4.3 Accounts involving fraud and malfeasance will not be eligible for restructuring under this scheme.
4.4 In respect of BIFR cases approval from BIFR shall be obtained before implementing the package and completion of all formalities in seeking BIFR approval shall be obtained.
4.5 The definition of willful default, will broadly cover the following :
4.5.1 Deliberate non-payment of the dues despite adequate cash flow and net-worth.
4.5.2 Siphoning off of funds to the detriment of the defaulting unit.
4.5.3 Assets financed have either not been purchased or have been sold and proceeds have been mis-utilised.
4.5.4 Misrepresentation /falsification of records.
4.5.5 Disposal/removal of securities without bank's knowledge; and.
4.5.6 Fraudulent transactions by the borrower.
4.6 The views of the bank in regard to willful mismanagement of funds/defaults will be treated as final.

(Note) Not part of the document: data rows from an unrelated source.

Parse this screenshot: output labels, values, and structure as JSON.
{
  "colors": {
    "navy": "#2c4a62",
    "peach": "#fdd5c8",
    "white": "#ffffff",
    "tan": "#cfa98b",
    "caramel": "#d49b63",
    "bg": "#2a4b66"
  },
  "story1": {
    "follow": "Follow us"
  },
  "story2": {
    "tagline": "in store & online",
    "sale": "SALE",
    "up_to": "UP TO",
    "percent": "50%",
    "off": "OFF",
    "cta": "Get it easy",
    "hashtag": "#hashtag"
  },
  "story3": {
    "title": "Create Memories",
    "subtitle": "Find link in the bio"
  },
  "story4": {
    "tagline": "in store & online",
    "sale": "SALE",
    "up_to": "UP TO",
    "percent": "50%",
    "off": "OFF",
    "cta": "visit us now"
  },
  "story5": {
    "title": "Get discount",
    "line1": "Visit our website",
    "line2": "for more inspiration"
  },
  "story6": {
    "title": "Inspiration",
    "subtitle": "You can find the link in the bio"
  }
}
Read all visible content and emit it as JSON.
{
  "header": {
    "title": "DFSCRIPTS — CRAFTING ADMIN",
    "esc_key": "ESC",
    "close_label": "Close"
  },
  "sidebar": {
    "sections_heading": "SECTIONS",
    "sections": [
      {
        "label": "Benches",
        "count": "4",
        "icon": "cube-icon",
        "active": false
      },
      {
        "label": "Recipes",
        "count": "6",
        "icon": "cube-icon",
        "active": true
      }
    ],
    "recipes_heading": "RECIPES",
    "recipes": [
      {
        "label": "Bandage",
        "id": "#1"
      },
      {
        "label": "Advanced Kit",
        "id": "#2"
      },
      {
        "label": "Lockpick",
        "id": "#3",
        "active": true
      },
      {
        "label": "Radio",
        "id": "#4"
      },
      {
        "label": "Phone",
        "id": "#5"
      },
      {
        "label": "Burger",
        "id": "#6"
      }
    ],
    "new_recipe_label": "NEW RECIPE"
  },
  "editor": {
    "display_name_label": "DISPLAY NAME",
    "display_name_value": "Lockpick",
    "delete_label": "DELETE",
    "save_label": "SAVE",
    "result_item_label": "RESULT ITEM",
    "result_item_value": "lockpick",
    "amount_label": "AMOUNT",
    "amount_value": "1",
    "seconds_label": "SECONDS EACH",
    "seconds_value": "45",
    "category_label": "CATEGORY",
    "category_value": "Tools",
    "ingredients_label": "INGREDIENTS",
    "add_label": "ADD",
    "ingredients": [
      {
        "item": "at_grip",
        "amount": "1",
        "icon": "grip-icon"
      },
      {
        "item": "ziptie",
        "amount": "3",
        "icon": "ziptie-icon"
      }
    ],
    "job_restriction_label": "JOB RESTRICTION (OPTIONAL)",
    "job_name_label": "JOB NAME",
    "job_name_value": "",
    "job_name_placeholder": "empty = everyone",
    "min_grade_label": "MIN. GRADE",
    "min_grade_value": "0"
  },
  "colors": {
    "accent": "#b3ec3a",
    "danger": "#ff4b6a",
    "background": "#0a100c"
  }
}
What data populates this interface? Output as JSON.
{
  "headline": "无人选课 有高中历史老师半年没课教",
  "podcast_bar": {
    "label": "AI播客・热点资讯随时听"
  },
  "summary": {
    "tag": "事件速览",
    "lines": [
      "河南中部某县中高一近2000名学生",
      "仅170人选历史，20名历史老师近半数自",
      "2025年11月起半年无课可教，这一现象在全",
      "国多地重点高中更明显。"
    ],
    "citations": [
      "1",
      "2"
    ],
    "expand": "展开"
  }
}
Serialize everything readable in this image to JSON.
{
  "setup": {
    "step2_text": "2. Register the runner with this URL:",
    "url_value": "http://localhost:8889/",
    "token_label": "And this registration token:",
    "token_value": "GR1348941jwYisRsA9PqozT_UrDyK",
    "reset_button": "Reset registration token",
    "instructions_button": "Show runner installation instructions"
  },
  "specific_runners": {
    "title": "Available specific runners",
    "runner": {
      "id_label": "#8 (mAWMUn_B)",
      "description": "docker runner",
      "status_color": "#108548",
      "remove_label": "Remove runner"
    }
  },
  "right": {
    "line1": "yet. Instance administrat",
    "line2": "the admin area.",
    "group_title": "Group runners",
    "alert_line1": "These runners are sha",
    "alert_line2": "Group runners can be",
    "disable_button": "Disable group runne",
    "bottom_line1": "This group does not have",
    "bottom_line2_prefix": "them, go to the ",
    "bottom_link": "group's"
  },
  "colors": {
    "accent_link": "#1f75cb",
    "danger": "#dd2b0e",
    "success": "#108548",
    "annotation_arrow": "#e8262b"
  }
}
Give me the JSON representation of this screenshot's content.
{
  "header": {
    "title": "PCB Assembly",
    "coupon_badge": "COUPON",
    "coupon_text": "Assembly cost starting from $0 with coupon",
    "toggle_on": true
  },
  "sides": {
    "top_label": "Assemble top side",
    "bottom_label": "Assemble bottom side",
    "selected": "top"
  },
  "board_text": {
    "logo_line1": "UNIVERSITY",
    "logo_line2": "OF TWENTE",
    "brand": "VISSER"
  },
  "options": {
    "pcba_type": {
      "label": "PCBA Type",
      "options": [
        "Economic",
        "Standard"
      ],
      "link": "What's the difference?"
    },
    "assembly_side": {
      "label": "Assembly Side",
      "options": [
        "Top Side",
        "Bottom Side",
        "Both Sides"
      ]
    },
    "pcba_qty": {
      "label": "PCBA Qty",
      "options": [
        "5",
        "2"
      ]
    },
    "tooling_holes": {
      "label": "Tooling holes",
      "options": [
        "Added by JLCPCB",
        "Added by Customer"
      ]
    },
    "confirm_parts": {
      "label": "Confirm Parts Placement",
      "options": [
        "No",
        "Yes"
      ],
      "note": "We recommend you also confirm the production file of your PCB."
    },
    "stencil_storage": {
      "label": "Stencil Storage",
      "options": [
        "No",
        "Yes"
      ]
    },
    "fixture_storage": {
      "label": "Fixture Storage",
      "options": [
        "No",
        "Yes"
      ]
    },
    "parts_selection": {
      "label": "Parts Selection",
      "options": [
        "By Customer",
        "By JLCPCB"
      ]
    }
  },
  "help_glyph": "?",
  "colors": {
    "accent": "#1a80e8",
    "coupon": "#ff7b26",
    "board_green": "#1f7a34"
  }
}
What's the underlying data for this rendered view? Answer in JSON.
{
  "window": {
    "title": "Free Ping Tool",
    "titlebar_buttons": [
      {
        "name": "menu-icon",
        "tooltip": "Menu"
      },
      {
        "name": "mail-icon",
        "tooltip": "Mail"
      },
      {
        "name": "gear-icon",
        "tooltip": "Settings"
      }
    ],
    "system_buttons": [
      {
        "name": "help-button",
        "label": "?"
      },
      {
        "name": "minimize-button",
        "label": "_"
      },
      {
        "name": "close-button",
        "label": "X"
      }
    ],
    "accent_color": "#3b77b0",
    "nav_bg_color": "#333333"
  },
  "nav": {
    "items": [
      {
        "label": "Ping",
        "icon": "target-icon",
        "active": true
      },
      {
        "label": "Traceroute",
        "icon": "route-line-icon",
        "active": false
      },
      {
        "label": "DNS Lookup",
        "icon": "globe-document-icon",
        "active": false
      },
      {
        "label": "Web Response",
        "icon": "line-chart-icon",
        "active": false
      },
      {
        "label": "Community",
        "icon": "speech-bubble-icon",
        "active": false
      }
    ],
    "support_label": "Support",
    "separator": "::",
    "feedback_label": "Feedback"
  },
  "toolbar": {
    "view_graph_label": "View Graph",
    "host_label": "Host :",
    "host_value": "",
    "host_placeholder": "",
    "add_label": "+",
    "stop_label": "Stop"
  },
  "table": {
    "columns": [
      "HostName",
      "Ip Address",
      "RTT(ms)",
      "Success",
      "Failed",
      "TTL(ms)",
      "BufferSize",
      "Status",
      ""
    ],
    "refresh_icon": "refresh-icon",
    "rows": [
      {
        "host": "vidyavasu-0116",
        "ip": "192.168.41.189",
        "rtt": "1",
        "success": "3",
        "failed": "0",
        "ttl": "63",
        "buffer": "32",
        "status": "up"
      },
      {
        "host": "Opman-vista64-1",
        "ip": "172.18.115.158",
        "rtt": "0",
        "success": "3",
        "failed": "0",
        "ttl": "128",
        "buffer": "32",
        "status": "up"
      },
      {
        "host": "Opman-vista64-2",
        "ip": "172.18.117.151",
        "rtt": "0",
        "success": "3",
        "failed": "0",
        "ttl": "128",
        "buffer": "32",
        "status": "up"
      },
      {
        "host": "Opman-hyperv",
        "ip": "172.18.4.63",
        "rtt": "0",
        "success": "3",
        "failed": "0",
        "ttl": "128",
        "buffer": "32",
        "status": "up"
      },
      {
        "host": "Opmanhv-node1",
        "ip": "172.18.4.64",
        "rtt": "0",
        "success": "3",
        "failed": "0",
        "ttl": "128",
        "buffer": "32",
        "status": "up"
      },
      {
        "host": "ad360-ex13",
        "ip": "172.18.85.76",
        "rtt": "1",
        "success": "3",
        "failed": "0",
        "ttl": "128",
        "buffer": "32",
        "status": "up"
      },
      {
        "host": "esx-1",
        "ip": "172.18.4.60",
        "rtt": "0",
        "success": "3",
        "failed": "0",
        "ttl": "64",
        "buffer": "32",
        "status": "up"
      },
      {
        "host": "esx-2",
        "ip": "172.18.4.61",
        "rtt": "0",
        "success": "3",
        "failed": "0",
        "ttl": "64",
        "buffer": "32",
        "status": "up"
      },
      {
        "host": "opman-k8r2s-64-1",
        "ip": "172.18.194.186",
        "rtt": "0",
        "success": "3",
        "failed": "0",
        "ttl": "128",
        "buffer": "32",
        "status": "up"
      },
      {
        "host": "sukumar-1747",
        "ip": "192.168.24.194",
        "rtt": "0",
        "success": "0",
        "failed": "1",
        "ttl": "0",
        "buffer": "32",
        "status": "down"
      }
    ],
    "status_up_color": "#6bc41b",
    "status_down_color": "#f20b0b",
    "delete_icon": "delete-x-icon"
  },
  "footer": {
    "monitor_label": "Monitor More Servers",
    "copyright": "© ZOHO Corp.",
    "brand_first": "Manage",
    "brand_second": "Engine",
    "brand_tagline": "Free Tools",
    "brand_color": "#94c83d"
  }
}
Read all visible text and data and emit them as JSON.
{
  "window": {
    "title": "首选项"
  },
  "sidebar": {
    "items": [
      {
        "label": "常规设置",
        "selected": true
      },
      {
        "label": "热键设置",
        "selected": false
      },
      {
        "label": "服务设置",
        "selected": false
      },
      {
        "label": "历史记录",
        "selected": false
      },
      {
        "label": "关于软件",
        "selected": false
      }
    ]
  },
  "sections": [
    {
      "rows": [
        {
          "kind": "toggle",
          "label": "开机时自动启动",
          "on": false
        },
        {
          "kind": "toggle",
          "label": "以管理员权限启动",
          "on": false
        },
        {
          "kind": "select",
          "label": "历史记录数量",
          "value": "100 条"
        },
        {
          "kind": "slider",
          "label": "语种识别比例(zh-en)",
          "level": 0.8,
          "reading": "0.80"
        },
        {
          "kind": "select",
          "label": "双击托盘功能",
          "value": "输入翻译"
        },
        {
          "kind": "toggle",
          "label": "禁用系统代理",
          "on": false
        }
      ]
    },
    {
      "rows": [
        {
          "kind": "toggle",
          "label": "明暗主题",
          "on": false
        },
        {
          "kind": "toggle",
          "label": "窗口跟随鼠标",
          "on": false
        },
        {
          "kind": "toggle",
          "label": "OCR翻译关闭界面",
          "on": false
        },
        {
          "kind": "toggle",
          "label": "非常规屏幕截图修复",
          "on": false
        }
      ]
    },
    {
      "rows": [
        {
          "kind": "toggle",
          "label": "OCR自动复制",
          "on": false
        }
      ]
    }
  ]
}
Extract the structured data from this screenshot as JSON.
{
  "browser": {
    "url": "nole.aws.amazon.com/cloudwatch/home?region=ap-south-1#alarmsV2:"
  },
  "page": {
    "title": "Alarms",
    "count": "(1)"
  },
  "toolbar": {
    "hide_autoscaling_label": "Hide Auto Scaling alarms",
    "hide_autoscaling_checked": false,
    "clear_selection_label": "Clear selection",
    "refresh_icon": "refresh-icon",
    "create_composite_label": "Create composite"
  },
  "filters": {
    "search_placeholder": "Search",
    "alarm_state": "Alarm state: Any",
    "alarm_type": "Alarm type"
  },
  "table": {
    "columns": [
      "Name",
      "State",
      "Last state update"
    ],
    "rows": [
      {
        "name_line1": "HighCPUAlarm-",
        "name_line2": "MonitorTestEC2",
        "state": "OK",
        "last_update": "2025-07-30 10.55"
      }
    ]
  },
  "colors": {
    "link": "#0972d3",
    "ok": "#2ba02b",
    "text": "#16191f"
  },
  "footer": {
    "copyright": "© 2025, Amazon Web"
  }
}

4.7 In case of willful defaulters under SME category, the bank may review the reasons for classification of the borrower as willful defaulter specially in old cases where the manner of classification of a borrower as a willful defaulter was not transparent and satisfy itself that the borrower is in a position to rectify the willful default provided he is granted an opportunity under the Debt Restructuring Mechanism for SMEs. Such exceptional cases may be admitted for restructuring with the approval of the Board of Directors of the Bank only. Such cases should be referred by RO to HO giving full details and justification.
5. TIME FRAME FOR APPROVAL OF PROPOSALS UNDER SME-DRS
5.1 RBI Guidelines: Banks should work out the restructuring package and implement the same within a maximum period of 90 days from date of receipt of requests.
5.2 Bank’s Policy: The Restructuring package should be worked out and implemented within 90 days from the date of receipt of request for restructuring from the borrower.
6 REJECTION OF CASES UNDER SME-DRS
6.1 If the restructuring is not found viable the bank would be free to take necessary steps for immediate recovery of dues.
7 STAGES AT WHICH PROPOSALS UNDER SME-DRS CAN BE CONSIDERED
7.1 There would be no requirement of the account / borrower being sick, NPA or being in default for a specified period before being considered for restructuring under the SME-DRS.
7.2 However potentially viable cases of NPAs should get priority.
7.3 This approach would provide the necessary flexibility and facilitate timely intervention for debt restructuring under SME-DRS.
7.4 The debt restructuring exercise would have to be triggered by the Bank and prescribing any milestone(s) would not be necessary.
7.5 Proposals under SME-DRS may normally be considered at various stages such as:
7.5.1 before commencement of commercial production;
7.5.2 after commencement of commercial production but before the asset has been classified as ‘sub-standard’;
7.5.3 after commencement of commercial production and the asset has been classified as ‘sub-standard’ or ‘doubtful’.
7.5.4 Any other stage other than above.
8 VIABILITY CRITERIA FOR SME-DRS
8.1 RBI guideline: Banks may decide on the acceptable viability benchmark, consistent with the unit becoming viable in 7 years and the repayment period for restructured debt not exceeding 10 years.
8.2 In terms of RBI guidelines applicable to Debt Restructuring Mechanism for SMEs, entities which are viable or potentially viable can be considered.In order to have uniformity in the assessment of viability it is proposed to stipulate the following viability criteria.
VIABILITY NORMS FOR SME-DRS
Minimum Average DSCR
Maximum Period within which the unit should become viable
Maximum Repayment period of the restructured debt
Minimum Promoters’ Contribution
(of which at least 50% must come upfront and balance within 6 months)
All other sectors
The relief and concessions may be decided as per the cash flow anticipated in the techno- economic viability report.
The borrowers intending to avail the benefits of restructuring under DRM for SMEs shall approach the branch with the following papers:
a) Application for restructuring of debts under the Bank’s SME-DRS.
b) Copies of the audited balance sheet and profit and loss account of the borrower for the last three years.
c) Unaudited data for the current year.
d) For projects under implementation, details of sources and uses of funds since inception.